I got the chance to try out both powertrains and both transmission variants and came away impressed – in some ways much more than I expected. The 1.5L turbo engine pulls strongly throughout its rev range, and the CVT (with its torque converter) does a great job smoothing out the slightly non-linear power delivery, due to the single-scroll turbo spooling up to full pressure. Turbo lag wasn’t really an issue. The Sport mode on the gear selector does a good job keeping revs up, and more importantly, the turbo spooled up, ready to move air. The digital instrument cluster can be set up to display a turbo boost gauge, which are always fun to look at. What really surprised me was how good the base 2.0L engine is. Digging a little further into the details, I discovered that this is Honda’s renowned K20 engine, but updated with direct injection, as well as weight and friction reductions. Paired up with the six-speed manual, this 2.0L unit loves to rev, provides a meaty midrange punch, and sounds great up to its 7000rpm redline. I like the 1.5L turbo engine for its meaty torque delivery, but the base 2.0L engine provides more of the old-school Honda feel.

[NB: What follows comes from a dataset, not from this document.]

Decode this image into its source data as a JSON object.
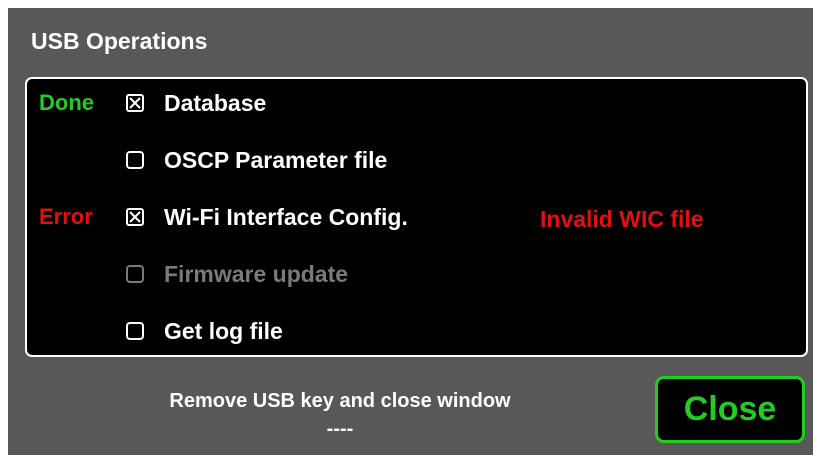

As for the chassis, the engineers were proud to point out all the improvements in the hardware as well as the structural rigidity, both of which contribute significantly to what the driver feels. More use of high-strength steel and even little details like hydraulic control arm bushings help the car stay planted in dynamic situations, all while retaining good ride quality. Chucking the Civic into some long sweeping corners, I was impressed by the high-speed stability, even with average all-season tires. The braking hardware is also improved, with standard disk brakes at all four wheels, and a larger master cylinder. In terms of what the driver feels, the brake pedal is firm, confident, and very easy to modulate smoothly.
In typical Honda Canada fashion, trim levels differ slightly compared to what’s available south of the border. The base DX is not expected to be a volume seller, thanks to the lack of air conditioning. The LX model is what you’ll likely find on dealer lots, and comes with the creature comforts people expect nowadays. The bonus is that the LX gets the all-important Apple CarPlay and Android Auto. Stepping up to the EX trim gets you some more premium features, like the available 1.5L turbo-four (in the EX-T), remote start and aluminum wheels. The top-end Touring trim adds satellite navigation (an integrated Garmin unit, independent of Apple CarPlay and Android Auto), leather seats, the awesome LED headlights, and more chrome bits here and there. We plan to delve into more specific pricing details when we spend more time with the Civic.
The compact car segment is such a tough place to play in these days. So many cars are shamelessly pulling features down from more premium segments. What was a luxury ten years ago, is now being found in cars like the 2016 Honda Civic. The level of refinement and feature set in this segment is unheard of, even from just a few years ago. The new Civic pushes the boundaries of what a comprehensive re-design consists of, in a C-segment car. The new chassis and powertrain alone are worth spending some time looking at, and Honda’s love for technology is very evident, once again. We’ll be spending lots of time in all the different variations of the 2016 Civic, but just from first impressions, Honda should have a winner on their hands.